Start of Input for this task
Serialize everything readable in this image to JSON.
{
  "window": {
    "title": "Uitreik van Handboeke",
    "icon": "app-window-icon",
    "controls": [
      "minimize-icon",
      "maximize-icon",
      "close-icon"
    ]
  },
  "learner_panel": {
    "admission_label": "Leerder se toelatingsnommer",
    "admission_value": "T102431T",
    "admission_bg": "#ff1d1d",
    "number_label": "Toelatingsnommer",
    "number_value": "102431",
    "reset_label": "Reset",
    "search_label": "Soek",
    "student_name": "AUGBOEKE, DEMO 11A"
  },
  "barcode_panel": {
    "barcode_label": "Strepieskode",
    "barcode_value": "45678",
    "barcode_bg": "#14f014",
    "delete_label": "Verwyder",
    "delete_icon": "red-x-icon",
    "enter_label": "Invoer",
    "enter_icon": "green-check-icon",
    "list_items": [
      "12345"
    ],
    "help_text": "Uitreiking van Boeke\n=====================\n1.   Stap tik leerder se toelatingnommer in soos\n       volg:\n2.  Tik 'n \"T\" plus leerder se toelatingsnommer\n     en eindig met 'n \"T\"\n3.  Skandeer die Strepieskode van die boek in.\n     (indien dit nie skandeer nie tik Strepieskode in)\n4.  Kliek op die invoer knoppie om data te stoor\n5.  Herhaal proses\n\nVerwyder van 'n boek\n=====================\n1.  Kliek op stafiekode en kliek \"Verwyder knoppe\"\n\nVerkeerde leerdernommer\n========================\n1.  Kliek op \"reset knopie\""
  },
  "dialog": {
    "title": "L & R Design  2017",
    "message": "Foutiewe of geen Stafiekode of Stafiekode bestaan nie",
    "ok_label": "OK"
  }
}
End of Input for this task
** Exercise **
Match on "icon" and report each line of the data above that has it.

** Task output **
    "icon": "app-window-icon",
      "minimize-icon",
      "maximize-icon",
      "close-icon"
    "delete_icon": "red-x-icon",
    "enter_icon": "green-check-icon",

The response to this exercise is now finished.